**Work instructions:**
Please copy all of the entries exactly, but drop every picture.

**Data for the task:**
*** Block opens ***

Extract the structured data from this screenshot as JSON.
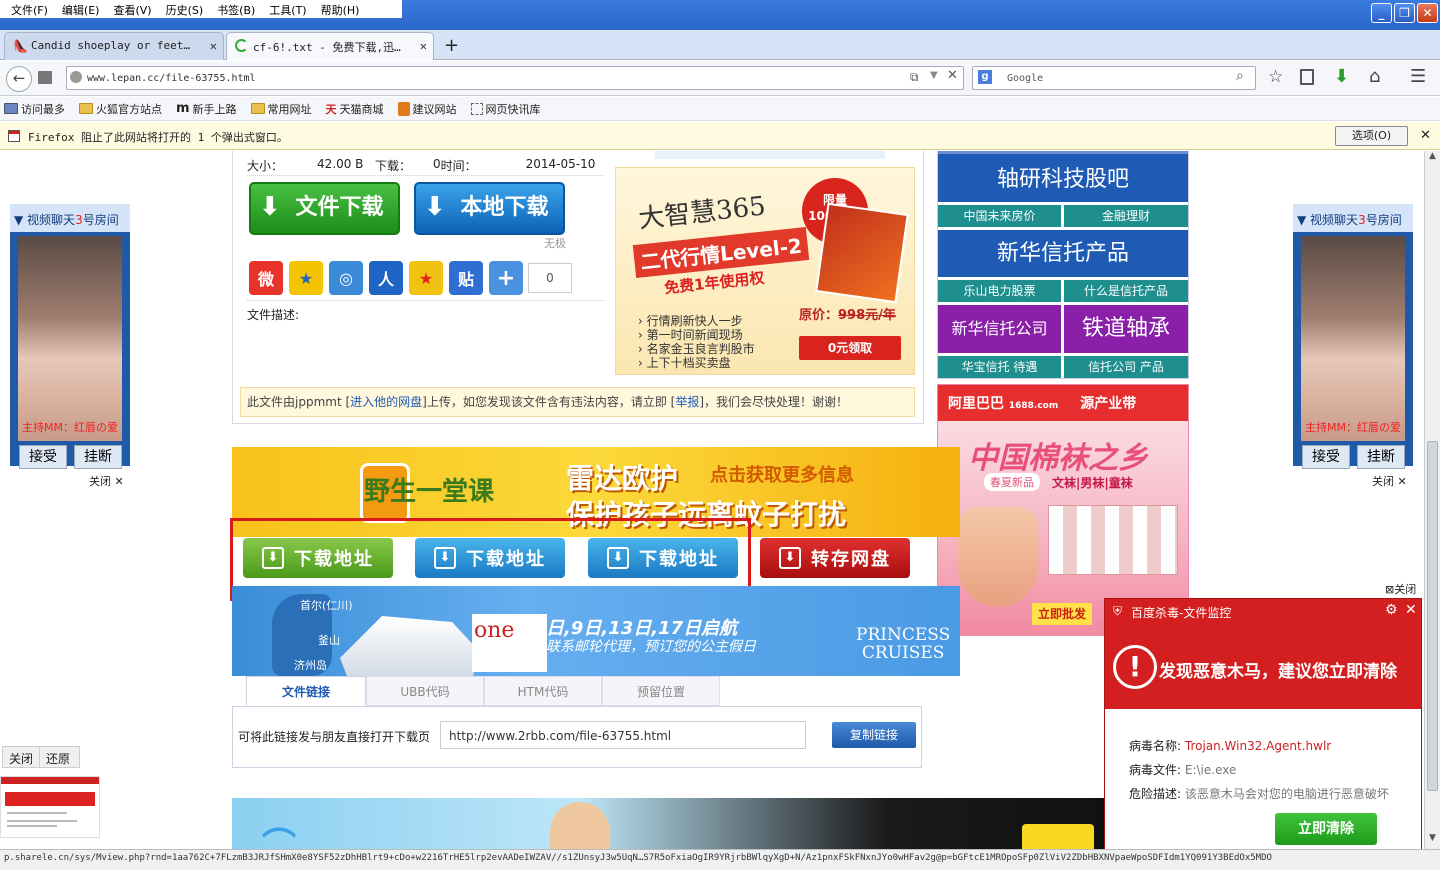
{
  "menu": [
    "文件(F)",
    "编辑(E)",
    "查看(V)",
    "历史(S)",
    "书签(B)",
    "工具(T)",
    "帮助(H)"
  ],
  "tabs": [
    {
      "label": "Candid shoeplay or feet…"
    },
    {
      "label": "cf-6!.txt - 免费下载,迅…"
    }
  ],
  "nav": {
    "url": "www.lepan.cc/file-63755.html",
    "search_placeholder": "Google"
  },
  "bookmarks": [
    "访问最多",
    "火狐官方站点",
    "新手上路",
    "常用网址",
    "天猫商城",
    "建议网站",
    "网页快讯库"
  ],
  "popup_bar": {
    "message": "Firefox 阻止了此网站将打开的 1 个弹出式窗口。",
    "options_label": "选项(O)"
  },
  "file_info": {
    "size_label": "大小：",
    "size_value": "42.00 B",
    "downloads_label": "下载：",
    "downloads_value": "0",
    "time_label": "时间：",
    "time_value": "2014-05-10",
    "btn_file_download": "文件下载",
    "btn_local_download": "本地下载",
    "unlimited": "无极",
    "share_count": "0",
    "desc_label": "文件描述:"
  },
  "notice": {
    "pre": "此文件由jppmmt [",
    "link1": "进入他的网盘",
    "mid": "]上传，如您发现该文件含有违法内容，请立即 [",
    "link2": "举报",
    "post": "]，我们会尽快处理！谢谢！"
  },
  "ad_dazhihui": {
    "title": "大智慧365",
    "badge": "限量\n10000套",
    "sub": "二代行情Level-2",
    "free": "免费1年使用权",
    "price_label": "原价：",
    "price": "998元/年",
    "bullets": [
      "行情刷新快人一步",
      "第一时间新闻现场",
      "名家金玉良言判股市",
      "上下十档买卖盘"
    ],
    "cta": "0元领取"
  },
  "right_links": [
    {
      "text": "轴研科技股吧",
      "big": true
    },
    {
      "text": "中国未来房价",
      "text2": "金融理财"
    },
    {
      "text": "新华信托产品",
      "big": true
    },
    {
      "text": "乐山电力股票",
      "text2": "什么是信托产品"
    },
    {
      "text": "新华信托公司",
      "text2": "铁道轴承"
    },
    {
      "text": "华宝信托 待遇",
      "text2": "信托公司 产品"
    }
  ],
  "ad_yeke": {
    "logo": "野生一堂课",
    "line1": "雷达欧护",
    "line2": "保护孩子远离蚊子打扰",
    "cta": "点击获取更多信息"
  },
  "download_buttons": [
    "下载地址",
    "下载地址",
    "下载地址",
    "转存网盘"
  ],
  "ad_cruise": {
    "places": [
      "首尔(仁川)",
      "釜山",
      "济州岛"
    ],
    "line1": "日,9日,13日,17日启航",
    "line2": "联系邮轮代理，预订您的公主假日",
    "brand1": "PRINCESS",
    "brand2": "CRUISES",
    "one": "one"
  },
  "ad_1688": {
    "brand": "阿里巴巴",
    "sub": "1688.com",
    "brand2": "源产业带",
    "title": "中国棉袜之乡",
    "new": "春夏新品",
    "cats": "文袜|男袜|童袜",
    "cta": "立即批发",
    "close": "关闭"
  },
  "link_tabs": [
    "文件链接",
    "UBB代码",
    "HTM代码",
    "预留位置"
  ],
  "link_row": {
    "label": "可将此链接发与朋友直接打开下载页",
    "value": "http://www.2rbb.com/file-63755.html",
    "copy": "复制链接"
  },
  "side_ad": {
    "title_pre": "视频聊天",
    "room_num": "3",
    "title_post": "号房间",
    "host": "主持MM：红唇の爱",
    "accept": "接受",
    "hangup": "挂断",
    "close": "关闭"
  },
  "mini_panel": {
    "close": "关闭",
    "restore": "还原"
  },
  "antivirus": {
    "title": "百度杀毒-文件监控",
    "headline": "发现恶意木马，建议您立即清除",
    "name_label": "病毒名称:",
    "name_value": "Trojan.Win32.Agent.hwlr",
    "file_label": "病毒文件:",
    "file_value": "E:\\ie.exe",
    "desc_label": "危险描述:",
    "desc_value": "该恶意木马会对您的电脑进行恶意破坏",
    "button": "立即清除"
  },
  "status_url": "p.sharele.cn/sys/Mview.php?rnd=1aa762C+7FLzmB3JRJfSHmX0e8YSF52zDhHBlrt9+cDo+w2216TrHE5lrp2evAADeIWZAV//s1ZUnsyJ3w5UqN…S7R5oFxiaOgIR9YRjrbBWlqyXgD+N/Az1pnxFSkFNxnJYo0wHFav2g@p=bGFtcE1MROpoSFp0ZlViV2ZDbHBXNVpaeWpoSDFIdm1YQ091Y3BEdOx5MDO",
  "colors": {
    "accent_red": "#cc1a1a",
    "link_blue": "#1f5bb5",
    "green": "#1d8d18"
  }
}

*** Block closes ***

**Completed task:**
Extract the structured data from this screenshot as JSON.
{
  "menu": [
    "文件(F)",
    "编辑(E)",
    "查看(V)",
    "历史(S)",
    "书签(B)",
    "工具(T)",
    "帮助(H)"
  ],
  "tabs": [
    {
      "label": "Candid shoeplay or feet…"
    },
    {
      "label": "cf-6!.txt - 免费下载,迅…"
    }
  ],
  "nav": {
    "url": "www.lepan.cc/file-63755.html",
    "search_placeholder": "Google"
  },
  "bookmarks": [
    "访问最多",
    "火狐官方站点",
    "新手上路",
    "常用网址",
    "天猫商城",
    "建议网站",
    "网页快讯库"
  ],
  "popup_bar": {
    "message": "Firefox 阻止了此网站将打开的 1 个弹出式窗口。",
    "options_label": "选项(O)"
  },
  "file_info": {
    "size_label": "大小：",
    "size_value": "42.00 B",
    "downloads_label": "下载：",
    "downloads_value": "0",
    "time_label": "时间：",
    "time_value": "2014-05-10",
    "btn_file_download": "文件下载",
    "btn_local_download": "本地下载",
    "unlimited": "无极",
    "share_count": "0",
    "desc_label": "文件描述:"
  },
  "notice": {
    "pre": "此文件由jppmmt [",
    "link1": "进入他的网盘",
    "mid": "]上传，如您发现该文件含有违法内容，请立即 [",
    "link2": "举报",
    "post": "]，我们会尽快处理！谢谢！"
  },
  "ad_dazhihui": {
    "title": "大智慧365",
    "badge": "限量\n10000套",
    "sub": "二代行情Level-2",
    "free": "免费1年使用权",
    "price_label": "原价：",
    "price": "998元/年",
    "bullets": [
      "行情刷新快人一步",
      "第一时间新闻现场",
      "名家金玉良言判股市",
      "上下十档买卖盘"
    ],
    "cta": "0元领取"
  },
  "right_links": [
    {
      "text": "轴研科技股吧",
      "big": true
    },
    {
      "text": "中国未来房价",
      "text2": "金融理财"
    },
    {
      "text": "新华信托产品",
      "big": true
    },
    {
      "text": "乐山电力股票",
      "text2": "什么是信托产品"
    },
    {
      "text": "新华信托公司",
      "text2": "铁道轴承"
    },
    {
      "text": "华宝信托 待遇",
      "text2": "信托公司 产品"
    }
  ],
  "ad_yeke": {
    "logo": "野生一堂课",
    "line1": "雷达欧护",
    "line2": "保护孩子远离蚊子打扰",
    "cta": "点击获取更多信息"
  },
  "download_buttons": [
    "下载地址",
    "下载地址",
    "下载地址",
    "转存网盘"
  ],
  "ad_cruise": {
    "places": [
      "首尔(仁川)",
      "釜山",
      "济州岛"
    ],
    "line1": "日,9日,13日,17日启航",
    "line2": "联系邮轮代理，预订您的公主假日",
    "brand1": "PRINCESS",
    "brand2": "CRUISES",
    "one": "one"
  },
  "ad_1688": {
    "brand": "阿里巴巴",
    "sub": "1688.com",
    "brand2": "源产业带",
    "title": "中国棉袜之乡",
    "new": "春夏新品",
    "cats": "文袜|男袜|童袜",
    "cta": "立即批发",
    "close": "关闭"
  },
  "link_tabs": [
    "文件链接",
    "UBB代码",
    "HTM代码",
    "预留位置"
  ],
  "link_row": {
    "label": "可将此链接发与朋友直接打开下载页",
    "value": "http://www.2rbb.com/file-63755.html",
    "copy": "复制链接"
  },
  "side_ad": {
    "title_pre": "视频聊天",
    "room_num": "3",
    "title_post": "号房间",
    "host": "主持MM：红唇の爱",
    "accept": "接受",
    "hangup": "挂断",
    "close": "关闭"
  },
  "mini_panel": {
    "close": "关闭",
    "restore": "还原"
  },
  "antivirus": {
    "title": "百度杀毒-文件监控",
    "headline": "发现恶意木马，建议您立即清除",
    "name_label": "病毒名称:",
    "name_value": "Trojan.Win32.Agent.hwlr",
    "file_label": "病毒文件:",
    "file_value": "E:\\ie.exe",
    "desc_label": "危险描述:",
    "desc_value": "该恶意木马会对您的电脑进行恶意破坏",
    "button": "立即清除"
  },
  "status_url": "p.sharele.cn/sys/Mview.php?rnd=1aa762C+7FLzmB3JRJfSHmX0e8YSF52zDhHBlrt9+cDo+w2216TrHE5lrp2evAADeIWZAV//s1ZUnsyJ3w5UqN…S7R5oFxiaOgIR9YRjrbBWlqyXgD+N/Az1pnxFSkFNxnJYo0wHFav2g@p=bGFtcE1MROpoSFp0ZlViV2ZDbHBXNVpaeWpoSDFIdm1YQ091Y3BEdOx5MDO",
  "colors": {
    "accent_red": "#cc1a1a",
    "link_blue": "#1f5bb5",
    "green": "#1d8d18"
  }
}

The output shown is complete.